WORK ITEM>
Your reply should be made up of every line in the records below that holds the string "stability".

- - - - -

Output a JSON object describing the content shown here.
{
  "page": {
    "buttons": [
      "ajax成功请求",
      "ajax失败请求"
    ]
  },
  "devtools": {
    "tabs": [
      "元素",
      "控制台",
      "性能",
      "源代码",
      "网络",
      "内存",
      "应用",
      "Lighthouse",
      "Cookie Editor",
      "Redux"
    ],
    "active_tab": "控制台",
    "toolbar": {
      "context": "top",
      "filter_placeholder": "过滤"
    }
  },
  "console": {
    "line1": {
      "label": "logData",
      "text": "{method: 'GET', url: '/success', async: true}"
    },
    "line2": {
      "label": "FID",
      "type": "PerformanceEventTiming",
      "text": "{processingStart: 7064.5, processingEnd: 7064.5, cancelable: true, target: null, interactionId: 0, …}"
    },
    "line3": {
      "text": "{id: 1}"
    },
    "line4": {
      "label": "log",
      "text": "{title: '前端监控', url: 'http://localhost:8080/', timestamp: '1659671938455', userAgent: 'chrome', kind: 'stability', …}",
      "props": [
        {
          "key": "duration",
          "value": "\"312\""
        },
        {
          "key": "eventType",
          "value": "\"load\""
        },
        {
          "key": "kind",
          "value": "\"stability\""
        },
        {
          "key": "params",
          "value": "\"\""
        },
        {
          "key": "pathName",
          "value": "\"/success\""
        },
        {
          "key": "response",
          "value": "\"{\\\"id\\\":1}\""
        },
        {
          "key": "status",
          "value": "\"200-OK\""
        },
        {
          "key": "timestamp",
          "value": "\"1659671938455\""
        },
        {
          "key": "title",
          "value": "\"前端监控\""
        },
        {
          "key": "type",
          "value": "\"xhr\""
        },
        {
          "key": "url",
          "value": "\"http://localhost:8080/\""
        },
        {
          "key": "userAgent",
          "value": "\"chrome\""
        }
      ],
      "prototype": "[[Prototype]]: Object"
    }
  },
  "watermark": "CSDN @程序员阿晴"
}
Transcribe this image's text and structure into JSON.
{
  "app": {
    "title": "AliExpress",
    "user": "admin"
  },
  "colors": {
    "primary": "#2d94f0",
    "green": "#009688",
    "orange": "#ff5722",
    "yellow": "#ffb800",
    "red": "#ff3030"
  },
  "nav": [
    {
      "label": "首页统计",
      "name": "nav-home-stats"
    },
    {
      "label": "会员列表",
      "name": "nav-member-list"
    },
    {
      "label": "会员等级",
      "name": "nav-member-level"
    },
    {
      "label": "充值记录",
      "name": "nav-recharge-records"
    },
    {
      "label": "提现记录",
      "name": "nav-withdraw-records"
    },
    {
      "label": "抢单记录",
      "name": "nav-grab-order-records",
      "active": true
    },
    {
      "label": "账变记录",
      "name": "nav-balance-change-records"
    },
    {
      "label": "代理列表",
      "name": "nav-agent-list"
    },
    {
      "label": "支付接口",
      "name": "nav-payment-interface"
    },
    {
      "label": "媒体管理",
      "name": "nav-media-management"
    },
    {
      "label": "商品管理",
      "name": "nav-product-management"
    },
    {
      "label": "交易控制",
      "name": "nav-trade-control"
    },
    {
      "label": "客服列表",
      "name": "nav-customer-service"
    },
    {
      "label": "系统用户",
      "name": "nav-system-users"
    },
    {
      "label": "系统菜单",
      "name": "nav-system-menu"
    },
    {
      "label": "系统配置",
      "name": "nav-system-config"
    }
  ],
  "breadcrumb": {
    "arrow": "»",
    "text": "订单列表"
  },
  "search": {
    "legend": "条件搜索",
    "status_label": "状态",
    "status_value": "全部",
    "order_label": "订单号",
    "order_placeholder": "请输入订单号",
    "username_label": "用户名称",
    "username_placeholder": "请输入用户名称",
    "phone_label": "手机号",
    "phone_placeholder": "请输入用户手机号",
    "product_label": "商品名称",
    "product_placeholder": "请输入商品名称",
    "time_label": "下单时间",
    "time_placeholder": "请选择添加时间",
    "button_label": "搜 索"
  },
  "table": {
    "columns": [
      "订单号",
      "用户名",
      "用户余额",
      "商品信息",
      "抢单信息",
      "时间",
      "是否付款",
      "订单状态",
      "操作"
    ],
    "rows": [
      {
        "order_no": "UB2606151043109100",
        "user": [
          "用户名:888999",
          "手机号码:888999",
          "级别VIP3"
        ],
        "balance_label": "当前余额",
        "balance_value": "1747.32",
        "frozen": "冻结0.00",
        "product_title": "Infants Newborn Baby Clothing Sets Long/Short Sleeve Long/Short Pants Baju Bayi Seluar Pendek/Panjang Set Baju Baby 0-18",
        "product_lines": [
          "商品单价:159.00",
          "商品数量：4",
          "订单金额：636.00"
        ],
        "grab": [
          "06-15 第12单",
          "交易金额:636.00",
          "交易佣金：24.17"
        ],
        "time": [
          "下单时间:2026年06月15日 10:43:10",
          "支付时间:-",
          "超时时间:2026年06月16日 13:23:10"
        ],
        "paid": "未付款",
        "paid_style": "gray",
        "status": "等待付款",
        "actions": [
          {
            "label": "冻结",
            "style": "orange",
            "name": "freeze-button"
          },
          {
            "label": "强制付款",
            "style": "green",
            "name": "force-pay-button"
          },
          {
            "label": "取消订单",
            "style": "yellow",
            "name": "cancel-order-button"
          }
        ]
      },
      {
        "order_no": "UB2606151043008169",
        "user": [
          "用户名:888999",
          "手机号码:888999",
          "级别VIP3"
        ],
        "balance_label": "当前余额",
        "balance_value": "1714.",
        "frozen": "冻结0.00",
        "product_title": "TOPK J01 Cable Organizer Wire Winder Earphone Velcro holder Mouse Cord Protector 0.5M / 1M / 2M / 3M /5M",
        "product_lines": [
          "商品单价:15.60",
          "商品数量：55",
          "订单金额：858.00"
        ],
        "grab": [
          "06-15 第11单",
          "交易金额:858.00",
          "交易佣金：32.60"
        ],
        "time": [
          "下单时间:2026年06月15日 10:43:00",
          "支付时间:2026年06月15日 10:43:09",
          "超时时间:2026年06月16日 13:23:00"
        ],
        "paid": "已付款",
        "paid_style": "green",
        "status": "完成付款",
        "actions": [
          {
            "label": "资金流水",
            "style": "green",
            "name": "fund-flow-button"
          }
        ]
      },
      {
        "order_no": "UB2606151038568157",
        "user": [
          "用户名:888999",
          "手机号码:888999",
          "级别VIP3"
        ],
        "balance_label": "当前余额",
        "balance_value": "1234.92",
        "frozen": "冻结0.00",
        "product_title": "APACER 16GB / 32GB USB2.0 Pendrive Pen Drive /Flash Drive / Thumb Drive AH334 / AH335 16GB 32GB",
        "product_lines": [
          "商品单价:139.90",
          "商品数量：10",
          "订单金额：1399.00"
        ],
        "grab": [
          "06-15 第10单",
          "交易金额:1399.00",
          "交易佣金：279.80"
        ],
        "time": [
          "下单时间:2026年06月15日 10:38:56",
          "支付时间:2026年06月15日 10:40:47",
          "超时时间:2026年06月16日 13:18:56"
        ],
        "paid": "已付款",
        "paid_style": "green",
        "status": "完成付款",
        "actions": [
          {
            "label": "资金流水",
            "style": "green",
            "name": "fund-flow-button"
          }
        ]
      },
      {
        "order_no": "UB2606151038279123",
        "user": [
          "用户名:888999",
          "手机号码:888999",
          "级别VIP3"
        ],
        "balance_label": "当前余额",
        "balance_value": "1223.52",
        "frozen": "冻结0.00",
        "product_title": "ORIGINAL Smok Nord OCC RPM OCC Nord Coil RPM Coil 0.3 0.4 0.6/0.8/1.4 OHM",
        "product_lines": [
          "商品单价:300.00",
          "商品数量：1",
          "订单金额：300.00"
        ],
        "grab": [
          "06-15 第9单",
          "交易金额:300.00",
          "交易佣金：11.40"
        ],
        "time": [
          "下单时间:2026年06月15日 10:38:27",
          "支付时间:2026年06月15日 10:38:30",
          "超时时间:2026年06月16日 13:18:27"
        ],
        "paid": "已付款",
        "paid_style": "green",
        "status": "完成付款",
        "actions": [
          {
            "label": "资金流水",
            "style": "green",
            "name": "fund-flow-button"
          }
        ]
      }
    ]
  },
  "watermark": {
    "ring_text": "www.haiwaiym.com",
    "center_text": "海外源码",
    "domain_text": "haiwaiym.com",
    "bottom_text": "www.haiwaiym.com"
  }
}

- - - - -

TASK RESULT>
      "text": "{title: '前端监控', url: 'http://localhost:8080/', timestamp: '1659671938455', userAgent: 'chrome', kind: 'stability', …}",
          "value": "\"stability\""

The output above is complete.